What is needed is a word-for-word copy of all the entries, minus the pictures.

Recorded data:
============
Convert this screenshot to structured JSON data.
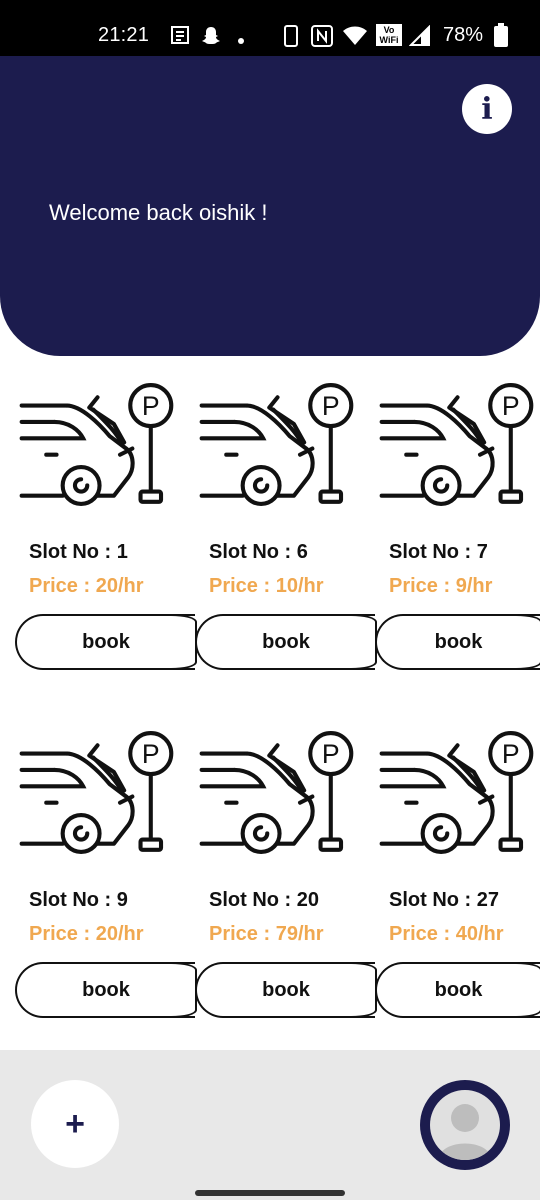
{
  "status_bar": {
    "time": "21:21",
    "battery": "78%",
    "icons": [
      "news-icon",
      "snapchat-icon",
      "dot-icon",
      "phone-icon",
      "nfc-icon",
      "wifi-icon",
      "vowifi-icon",
      "signal-icon",
      "battery-icon"
    ]
  },
  "header": {
    "welcome": "Welcome back oishik !",
    "info_icon": "i",
    "background": "#1c1c4e"
  },
  "slots": [
    {
      "slot": "Slot No : 1",
      "price": "Price : 20/hr",
      "book": "book"
    },
    {
      "slot": "Slot No : 6",
      "price": "Price : 10/hr",
      "book": "book"
    },
    {
      "slot": "Slot No : 7",
      "price": "Price : 9/hr",
      "book": "book"
    },
    {
      "slot": "Slot No : 9",
      "price": "Price : 20/hr",
      "book": "book"
    },
    {
      "slot": "Slot No : 20",
      "price": "Price : 79/hr",
      "book": "book"
    },
    {
      "slot": "Slot No : 27",
      "price": "Price : 40/hr",
      "book": "book"
    }
  ],
  "colors": {
    "accent": "#f0a850",
    "primary": "#1c1c4e"
  },
  "bottom_bar": {
    "add_label": "+"
  }
}
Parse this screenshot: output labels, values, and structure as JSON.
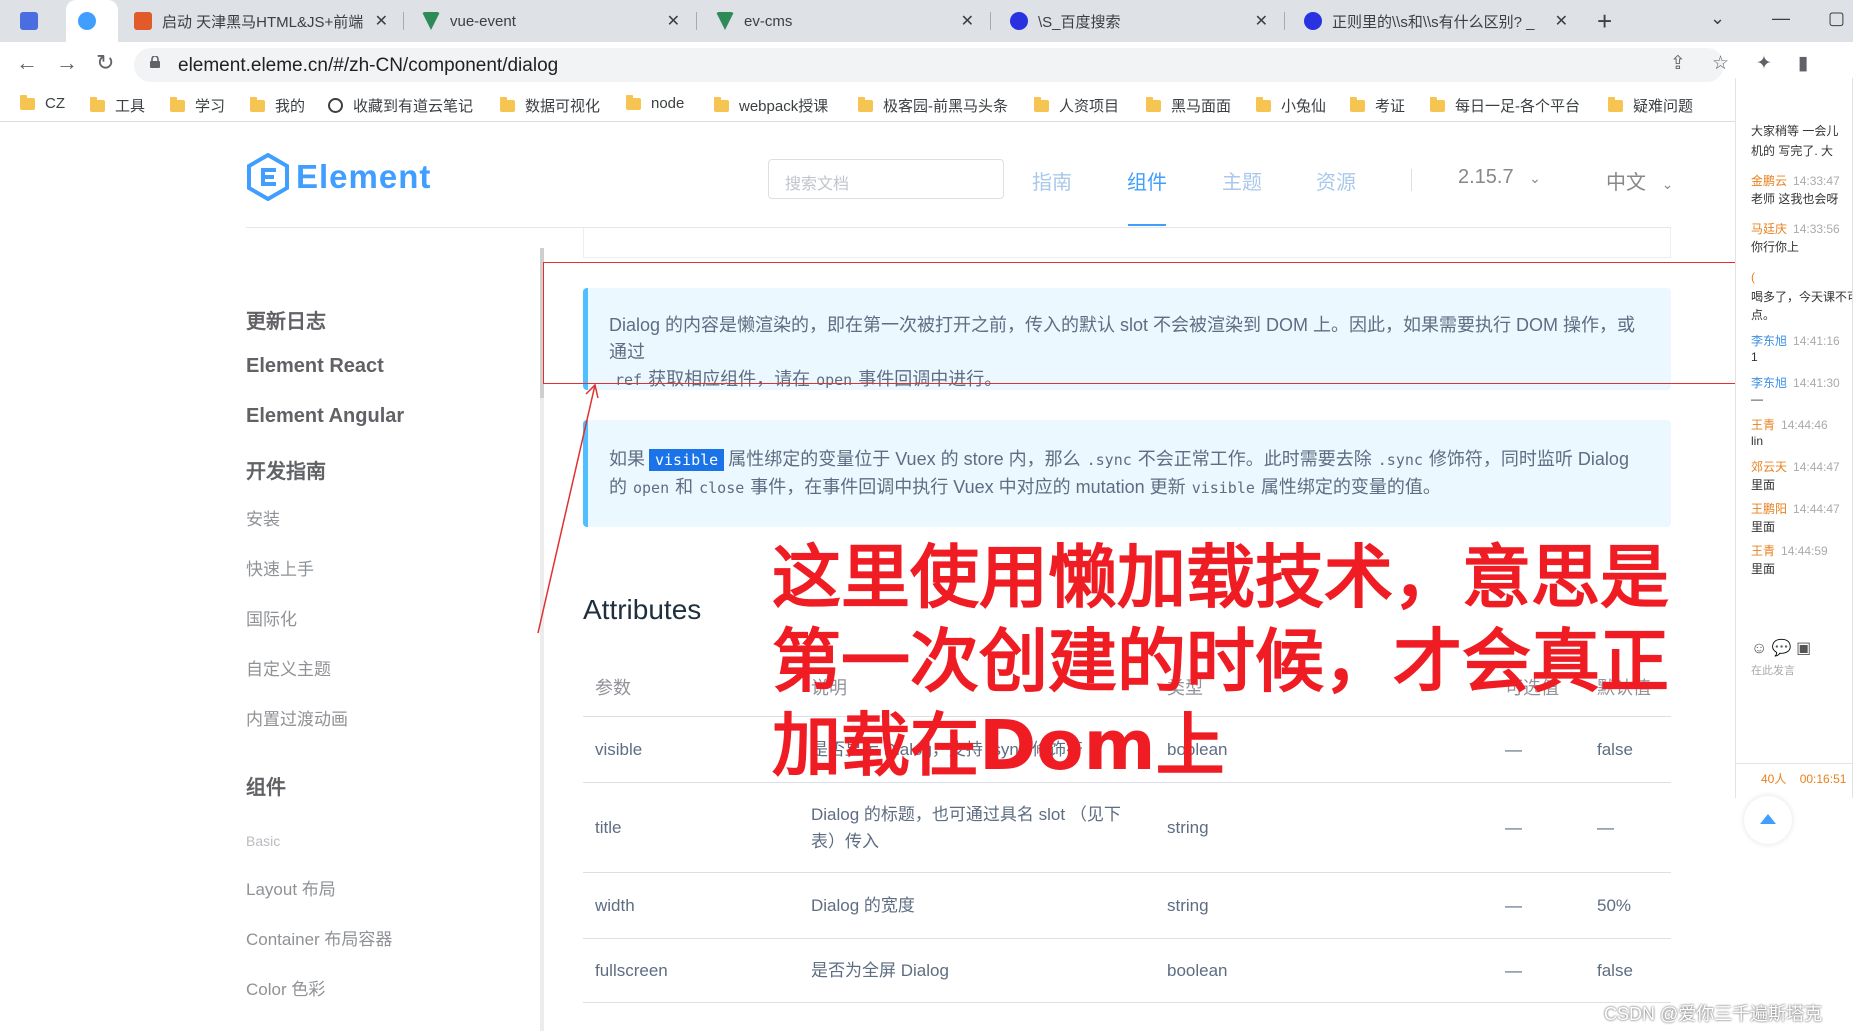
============
TASK RESULT:
Convert this screenshot to structured JSON data.
{
  "status_bar": {
    "time": "21:21",
    "battery": "78%",
    "icons": [
      "news-icon",
      "snapchat-icon",
      "dot-icon",
      "phone-icon",
      "nfc-icon",
      "wifi-icon",
      "vowifi-icon",
      "signal-icon",
      "battery-icon"
    ]
  },
  "header": {
    "welcome": "Welcome back oishik !",
    "info_icon": "i",
    "background": "#1c1c4e"
  },
  "slots": [
    {
      "slot": "Slot No : 1",
      "price": "Price : 20/hr",
      "book": "book"
    },
    {
      "slot": "Slot No : 6",
      "price": "Price : 10/hr",
      "book": "book"
    },
    {
      "slot": "Slot No : 7",
      "price": "Price : 9/hr",
      "book": "book"
    },
    {
      "slot": "Slot No : 9",
      "price": "Price : 20/hr",
      "book": "book"
    },
    {
      "slot": "Slot No : 20",
      "price": "Price : 79/hr",
      "book": "book"
    },
    {
      "slot": "Slot No : 27",
      "price": "Price : 40/hr",
      "book": "book"
    }
  ],
  "colors": {
    "accent": "#f0a850",
    "primary": "#1c1c4e"
  },
  "bottom_bar": {
    "add_label": "+"
  }
}
Parse this screenshot: output labels, values, and structure as JSON.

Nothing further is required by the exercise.